Observe the spider, scorpion, and tick specimens on display and note that they exhibit the typical arachnid (Class Arachnida) feature of possessing 4 pairs of legs.
Obtain a living or preserved crayfish and identify the major body regions. The cephalothorax, the fused head and thorax covered by a carapace, and the abdomen. The gills are housed beneath the carapace in the crayfish. Head appendages include two pairs of antennae and stalked compound eyes. Crustaceans possess variable numbers of legs. The crayfish belong to a group of crustaceans, the decapods, whose members have 5 pairs of walking legs (pereopods) on the thorax. The first pair of legs is modified as pincers (chelipeds). The abdomen is equipped with swimming appendages called pleopods.

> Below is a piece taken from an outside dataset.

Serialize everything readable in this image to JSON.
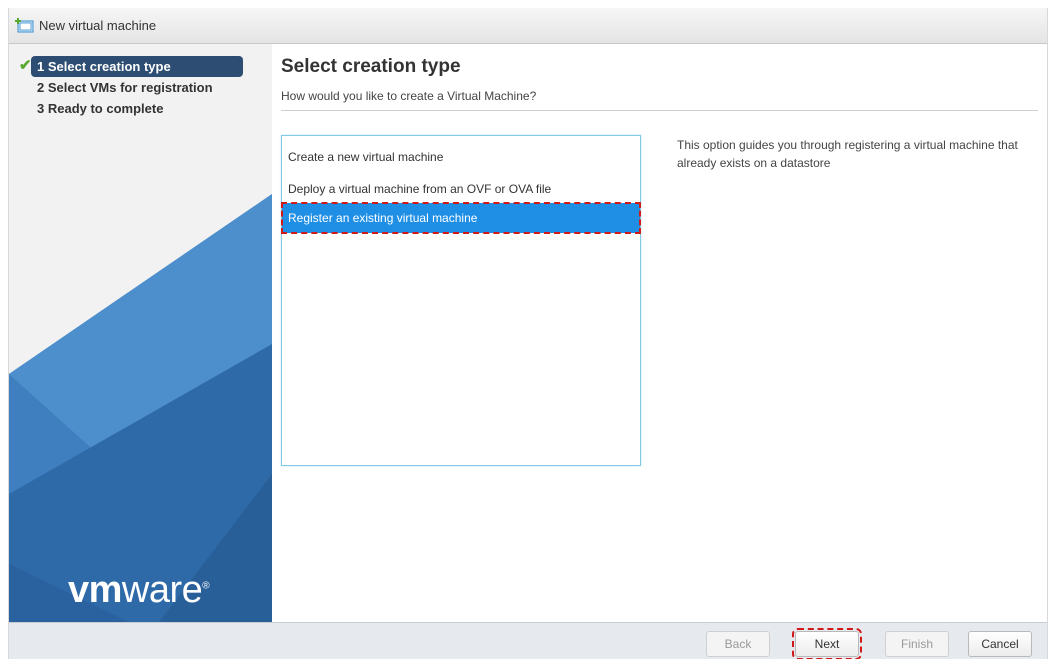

Subphylum Hexapoda- Class Insecta
Obtain a preserved grasshopper and observe its external features. The exoskeleton is divided by sutures into plates called sclerites.
HEAD: The head consists of fused sclerites forming a cranium and mouth parts. A pair of antennae arise in front of the compound eyes. Three simple eyes can be seen - one in the center, between the antennae, and two located above the base of the antennae.

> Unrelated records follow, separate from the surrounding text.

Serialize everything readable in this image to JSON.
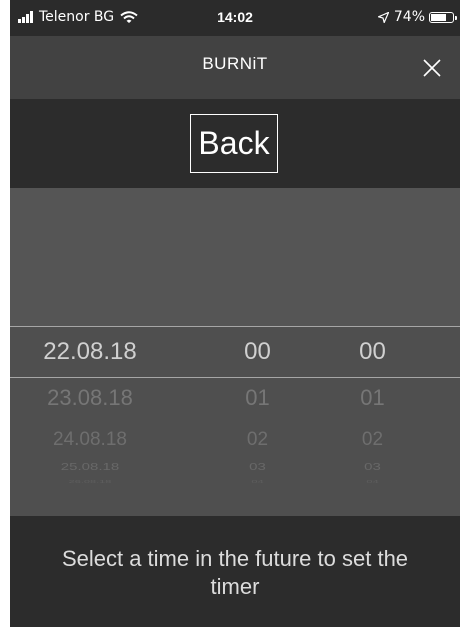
{
  "status_bar": {
    "carrier": "Telenor BG",
    "time": "14:02",
    "battery": "74%",
    "battery_level": 0.74
  },
  "nav": {
    "title": "BURNiT",
    "close_icon": "close-icon"
  },
  "back_label": "Back",
  "picker": {
    "dates": [
      "22.08.18",
      "23.08.18",
      "24.08.18",
      "25.08.18",
      "26.08.18"
    ],
    "hours": [
      "00",
      "01",
      "02",
      "03",
      "04"
    ],
    "minutes": [
      "00",
      "01",
      "02",
      "03",
      "04"
    ]
  },
  "footer_text": "Select a time in the future to set the timer",
  "colors": {
    "status_bg": "#2b2b2b",
    "nav_bg": "#424242",
    "back_bar_bg": "#2c2c2c",
    "picker_bg": "#4f4f4f",
    "footer_bg": "#2c2c2c"
  }
}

With the help of a probe, locate the position of the various mouth parts and note that they form posterior to the antennae. Note that the mouthparts are formed from several pairs of specialized appendages, including the hard, sclerotized mandibles.
THORAX: The thorax is formed from the fusion of 3 body segments. The anterior segment bears the first pair of legs, the middle segment bears a second pair of legs and a pair of leathery forewings, and the third segment bears a pair of highly modified jumping legs and a pair of membranous hindwings. The legs are jointed and composed of a number of segments. Identify the basal coxa, large proximal femur and a smaller more distal tibia.
ABDOMEN: The abdomen lacks appendages, and is made up of 10 to 11 segments. Note the terminal structures and use them to determine the sex of the specimen. Be sure to compare your grasshopper to one of the opposite sex. In the female, the ovipositor is made up of four highly sclerotized valves for laying the eggs inside the earth. At the tip look for a pair of sensory structures known as cerci.
On either side of the first abdominal segment you might see a thin membrane, called the tympanum - a hearing organ. Spiracles are present on either side of most of the segments but are most prominent in the thorax region. They are the breathing pores of the elaborate network of the tracheal system.